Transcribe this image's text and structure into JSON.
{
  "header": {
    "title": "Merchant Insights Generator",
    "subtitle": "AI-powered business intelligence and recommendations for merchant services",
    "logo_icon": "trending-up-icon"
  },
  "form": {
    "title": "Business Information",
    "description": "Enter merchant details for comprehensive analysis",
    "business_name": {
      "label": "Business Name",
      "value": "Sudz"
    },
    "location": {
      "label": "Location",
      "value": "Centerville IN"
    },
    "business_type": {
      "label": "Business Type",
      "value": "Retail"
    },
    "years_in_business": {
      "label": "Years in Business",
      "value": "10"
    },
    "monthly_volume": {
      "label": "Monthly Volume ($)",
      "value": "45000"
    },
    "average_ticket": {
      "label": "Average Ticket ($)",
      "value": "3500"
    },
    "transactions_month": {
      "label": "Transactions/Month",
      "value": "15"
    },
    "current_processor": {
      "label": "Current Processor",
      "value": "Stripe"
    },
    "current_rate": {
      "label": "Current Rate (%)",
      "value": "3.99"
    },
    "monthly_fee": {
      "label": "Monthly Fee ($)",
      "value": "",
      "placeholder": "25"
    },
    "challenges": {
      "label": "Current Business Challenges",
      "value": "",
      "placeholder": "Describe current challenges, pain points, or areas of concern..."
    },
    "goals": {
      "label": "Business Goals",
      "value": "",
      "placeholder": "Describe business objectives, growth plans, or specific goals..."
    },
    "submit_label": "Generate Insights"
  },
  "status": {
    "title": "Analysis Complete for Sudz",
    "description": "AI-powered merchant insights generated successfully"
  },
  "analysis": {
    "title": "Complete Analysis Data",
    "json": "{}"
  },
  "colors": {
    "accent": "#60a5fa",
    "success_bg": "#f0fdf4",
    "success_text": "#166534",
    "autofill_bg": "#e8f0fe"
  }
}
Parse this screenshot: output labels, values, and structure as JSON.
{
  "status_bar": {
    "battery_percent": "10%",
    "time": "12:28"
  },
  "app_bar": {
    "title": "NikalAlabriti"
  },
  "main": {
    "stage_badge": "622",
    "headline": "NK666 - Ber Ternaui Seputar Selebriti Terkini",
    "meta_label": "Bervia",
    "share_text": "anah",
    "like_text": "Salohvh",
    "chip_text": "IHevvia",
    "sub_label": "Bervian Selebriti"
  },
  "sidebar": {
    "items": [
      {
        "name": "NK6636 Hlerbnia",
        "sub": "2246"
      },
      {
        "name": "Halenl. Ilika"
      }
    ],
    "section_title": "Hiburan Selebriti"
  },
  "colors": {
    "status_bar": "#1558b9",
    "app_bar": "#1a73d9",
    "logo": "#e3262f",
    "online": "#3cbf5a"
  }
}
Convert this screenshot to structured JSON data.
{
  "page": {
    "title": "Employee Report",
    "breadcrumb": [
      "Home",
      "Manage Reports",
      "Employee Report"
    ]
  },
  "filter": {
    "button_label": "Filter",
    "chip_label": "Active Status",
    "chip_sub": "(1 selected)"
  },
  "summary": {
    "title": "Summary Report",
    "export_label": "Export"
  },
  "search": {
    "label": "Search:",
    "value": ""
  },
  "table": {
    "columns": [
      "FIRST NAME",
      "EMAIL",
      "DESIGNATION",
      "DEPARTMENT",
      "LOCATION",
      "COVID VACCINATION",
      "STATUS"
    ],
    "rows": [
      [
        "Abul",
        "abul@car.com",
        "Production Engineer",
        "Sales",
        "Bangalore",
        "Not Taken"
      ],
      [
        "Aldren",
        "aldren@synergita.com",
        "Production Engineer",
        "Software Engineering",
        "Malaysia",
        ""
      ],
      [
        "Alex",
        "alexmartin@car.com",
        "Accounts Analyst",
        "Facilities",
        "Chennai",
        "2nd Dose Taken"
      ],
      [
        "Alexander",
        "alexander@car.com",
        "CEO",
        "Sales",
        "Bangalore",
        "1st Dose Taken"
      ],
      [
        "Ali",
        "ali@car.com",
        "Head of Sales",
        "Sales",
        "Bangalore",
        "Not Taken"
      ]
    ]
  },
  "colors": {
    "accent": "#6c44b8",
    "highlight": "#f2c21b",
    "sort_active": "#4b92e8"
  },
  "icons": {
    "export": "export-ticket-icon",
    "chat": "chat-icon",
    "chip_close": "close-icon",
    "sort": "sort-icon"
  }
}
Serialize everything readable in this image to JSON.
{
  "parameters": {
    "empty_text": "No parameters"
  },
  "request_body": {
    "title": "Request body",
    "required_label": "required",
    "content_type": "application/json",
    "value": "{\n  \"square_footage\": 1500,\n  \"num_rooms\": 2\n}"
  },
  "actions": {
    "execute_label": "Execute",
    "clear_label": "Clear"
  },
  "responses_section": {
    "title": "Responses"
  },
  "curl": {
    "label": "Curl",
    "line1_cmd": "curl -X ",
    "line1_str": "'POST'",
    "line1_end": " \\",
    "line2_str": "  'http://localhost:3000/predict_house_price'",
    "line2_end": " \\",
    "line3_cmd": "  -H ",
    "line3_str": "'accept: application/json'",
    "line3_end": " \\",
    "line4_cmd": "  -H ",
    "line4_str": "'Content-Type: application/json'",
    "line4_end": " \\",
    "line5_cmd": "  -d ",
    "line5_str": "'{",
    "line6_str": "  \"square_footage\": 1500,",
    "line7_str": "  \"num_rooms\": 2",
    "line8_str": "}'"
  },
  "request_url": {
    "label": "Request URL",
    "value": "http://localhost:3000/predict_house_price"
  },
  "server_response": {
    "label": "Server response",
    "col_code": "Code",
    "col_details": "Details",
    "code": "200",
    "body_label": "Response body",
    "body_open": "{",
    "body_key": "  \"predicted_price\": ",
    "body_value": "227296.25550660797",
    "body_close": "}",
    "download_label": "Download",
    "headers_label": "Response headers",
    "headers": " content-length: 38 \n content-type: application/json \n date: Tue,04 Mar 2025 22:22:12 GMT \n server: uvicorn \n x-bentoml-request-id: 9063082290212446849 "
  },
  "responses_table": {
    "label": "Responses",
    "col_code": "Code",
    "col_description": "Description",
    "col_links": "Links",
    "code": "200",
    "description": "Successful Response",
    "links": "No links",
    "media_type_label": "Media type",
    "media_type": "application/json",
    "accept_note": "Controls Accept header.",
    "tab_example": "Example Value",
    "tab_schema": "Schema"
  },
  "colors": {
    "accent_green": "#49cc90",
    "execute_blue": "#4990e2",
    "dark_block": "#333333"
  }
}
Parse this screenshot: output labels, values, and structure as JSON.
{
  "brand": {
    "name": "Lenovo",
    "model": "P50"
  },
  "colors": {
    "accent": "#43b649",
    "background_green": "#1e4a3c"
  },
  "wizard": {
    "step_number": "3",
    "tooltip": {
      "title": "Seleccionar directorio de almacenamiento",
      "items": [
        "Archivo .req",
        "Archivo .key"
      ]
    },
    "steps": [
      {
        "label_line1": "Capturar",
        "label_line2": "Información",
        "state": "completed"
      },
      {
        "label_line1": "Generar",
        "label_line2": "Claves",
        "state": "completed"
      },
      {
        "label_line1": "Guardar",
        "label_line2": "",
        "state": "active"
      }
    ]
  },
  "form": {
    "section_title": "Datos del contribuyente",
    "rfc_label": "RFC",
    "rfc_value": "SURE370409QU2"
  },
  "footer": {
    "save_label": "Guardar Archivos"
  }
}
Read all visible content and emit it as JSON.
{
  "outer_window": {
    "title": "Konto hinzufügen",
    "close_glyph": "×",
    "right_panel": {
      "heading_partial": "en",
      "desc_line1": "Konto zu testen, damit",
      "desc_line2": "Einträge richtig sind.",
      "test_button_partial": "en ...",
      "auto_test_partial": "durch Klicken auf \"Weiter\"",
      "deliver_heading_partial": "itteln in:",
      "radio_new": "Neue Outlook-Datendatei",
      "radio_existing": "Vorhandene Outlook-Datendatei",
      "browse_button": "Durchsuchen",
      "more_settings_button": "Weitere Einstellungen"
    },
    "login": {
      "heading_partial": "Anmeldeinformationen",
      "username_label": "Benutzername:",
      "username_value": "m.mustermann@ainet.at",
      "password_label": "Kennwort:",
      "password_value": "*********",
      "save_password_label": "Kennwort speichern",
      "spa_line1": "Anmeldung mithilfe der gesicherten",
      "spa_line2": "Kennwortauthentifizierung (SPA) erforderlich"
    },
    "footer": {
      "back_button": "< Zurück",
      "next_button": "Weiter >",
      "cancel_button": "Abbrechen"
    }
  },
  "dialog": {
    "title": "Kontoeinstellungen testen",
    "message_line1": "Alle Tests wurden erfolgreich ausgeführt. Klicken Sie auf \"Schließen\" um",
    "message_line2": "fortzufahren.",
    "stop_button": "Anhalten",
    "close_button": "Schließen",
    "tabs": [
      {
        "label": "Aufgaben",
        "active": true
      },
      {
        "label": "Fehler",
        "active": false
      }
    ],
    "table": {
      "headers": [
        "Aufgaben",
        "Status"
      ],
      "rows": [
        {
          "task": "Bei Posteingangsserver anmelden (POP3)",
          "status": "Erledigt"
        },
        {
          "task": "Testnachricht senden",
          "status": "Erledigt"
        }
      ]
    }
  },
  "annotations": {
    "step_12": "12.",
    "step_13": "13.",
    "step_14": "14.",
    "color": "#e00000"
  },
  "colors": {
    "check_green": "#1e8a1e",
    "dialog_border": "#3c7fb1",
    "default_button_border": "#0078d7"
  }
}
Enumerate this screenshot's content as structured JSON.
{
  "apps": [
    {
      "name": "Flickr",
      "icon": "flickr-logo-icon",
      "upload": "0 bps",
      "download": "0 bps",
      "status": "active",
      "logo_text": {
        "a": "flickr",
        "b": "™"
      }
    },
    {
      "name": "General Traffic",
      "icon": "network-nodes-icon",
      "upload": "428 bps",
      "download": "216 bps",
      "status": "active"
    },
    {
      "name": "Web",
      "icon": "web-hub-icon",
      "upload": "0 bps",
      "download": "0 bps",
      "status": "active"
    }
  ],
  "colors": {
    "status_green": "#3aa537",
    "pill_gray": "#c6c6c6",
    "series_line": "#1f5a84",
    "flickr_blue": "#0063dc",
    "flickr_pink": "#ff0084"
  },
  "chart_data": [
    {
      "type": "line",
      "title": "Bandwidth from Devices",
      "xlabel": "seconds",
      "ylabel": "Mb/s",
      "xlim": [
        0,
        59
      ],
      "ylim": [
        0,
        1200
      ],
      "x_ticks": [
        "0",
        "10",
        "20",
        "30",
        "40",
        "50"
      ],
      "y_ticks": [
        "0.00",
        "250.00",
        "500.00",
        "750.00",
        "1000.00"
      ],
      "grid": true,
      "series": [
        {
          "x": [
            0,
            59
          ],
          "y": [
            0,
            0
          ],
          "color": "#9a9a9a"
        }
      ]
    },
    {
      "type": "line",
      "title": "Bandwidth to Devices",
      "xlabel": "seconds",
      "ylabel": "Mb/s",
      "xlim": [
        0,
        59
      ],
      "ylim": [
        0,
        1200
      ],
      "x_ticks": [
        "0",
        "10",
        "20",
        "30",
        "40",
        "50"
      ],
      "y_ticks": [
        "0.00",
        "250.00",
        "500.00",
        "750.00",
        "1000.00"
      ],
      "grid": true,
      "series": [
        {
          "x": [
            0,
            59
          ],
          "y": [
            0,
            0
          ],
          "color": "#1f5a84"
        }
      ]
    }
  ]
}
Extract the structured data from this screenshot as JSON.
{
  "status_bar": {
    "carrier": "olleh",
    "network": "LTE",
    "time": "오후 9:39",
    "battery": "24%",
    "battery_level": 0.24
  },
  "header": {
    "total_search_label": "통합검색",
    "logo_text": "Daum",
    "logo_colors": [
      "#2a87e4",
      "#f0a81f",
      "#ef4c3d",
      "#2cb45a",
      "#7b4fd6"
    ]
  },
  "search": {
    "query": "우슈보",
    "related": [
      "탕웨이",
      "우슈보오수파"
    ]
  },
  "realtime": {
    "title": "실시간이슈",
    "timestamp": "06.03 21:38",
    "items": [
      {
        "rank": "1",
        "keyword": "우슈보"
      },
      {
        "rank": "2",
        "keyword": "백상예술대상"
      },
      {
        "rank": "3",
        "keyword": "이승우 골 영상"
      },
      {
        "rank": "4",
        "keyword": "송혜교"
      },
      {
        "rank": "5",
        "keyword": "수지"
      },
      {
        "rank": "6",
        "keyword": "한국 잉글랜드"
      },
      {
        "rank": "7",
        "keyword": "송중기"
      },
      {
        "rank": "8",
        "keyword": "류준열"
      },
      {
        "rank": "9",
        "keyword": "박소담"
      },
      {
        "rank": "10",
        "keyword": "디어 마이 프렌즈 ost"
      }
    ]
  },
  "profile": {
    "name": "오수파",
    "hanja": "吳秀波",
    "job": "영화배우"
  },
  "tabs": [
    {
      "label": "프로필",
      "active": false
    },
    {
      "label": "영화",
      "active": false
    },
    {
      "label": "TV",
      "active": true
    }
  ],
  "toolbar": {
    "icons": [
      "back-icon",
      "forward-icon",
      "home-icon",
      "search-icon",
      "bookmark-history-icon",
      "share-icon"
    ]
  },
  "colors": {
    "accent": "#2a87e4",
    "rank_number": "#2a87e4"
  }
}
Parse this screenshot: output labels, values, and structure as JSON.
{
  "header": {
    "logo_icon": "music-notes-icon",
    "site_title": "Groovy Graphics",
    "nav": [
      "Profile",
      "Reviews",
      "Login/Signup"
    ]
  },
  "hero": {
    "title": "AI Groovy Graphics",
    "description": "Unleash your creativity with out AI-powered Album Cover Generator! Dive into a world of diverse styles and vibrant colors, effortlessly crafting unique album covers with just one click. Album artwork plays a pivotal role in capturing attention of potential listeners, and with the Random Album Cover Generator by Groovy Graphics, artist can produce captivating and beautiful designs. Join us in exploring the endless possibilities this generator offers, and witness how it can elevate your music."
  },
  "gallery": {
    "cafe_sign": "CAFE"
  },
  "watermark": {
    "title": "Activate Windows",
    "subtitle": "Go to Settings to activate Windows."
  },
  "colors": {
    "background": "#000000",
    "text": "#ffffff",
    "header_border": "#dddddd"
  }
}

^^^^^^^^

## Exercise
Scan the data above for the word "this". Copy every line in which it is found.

## Expected answer
Transcribe this image's text and structure into JSON.
Parse this screenshot: output labels, values, and structure as JSON.
Convert this screenshot to structured JSON data.
Serialize everything readable in this image to JSON.
Parse this screenshot: output labels, values, and structure as JSON.
Enumerate this screenshot's content as structured JSON.
Extract the structured data from this screenshot as JSON.
Parse this screenshot: output labels, values, and structure as JSON.
    "description": "Unleash your creativity with out AI-powered Album Cover Generator! Dive into a world of diverse styles and vibrant colors, effortlessly crafting unique album covers with just one click. Album artwork plays a pivotal role in capturing attention of potential listeners, and with the Random Album Cover Generator by Groovy Graphics, artist can produce captivating and beautiful designs. Join us in exploring the endless possibilities this generator offers, and witness how it can elevate your music."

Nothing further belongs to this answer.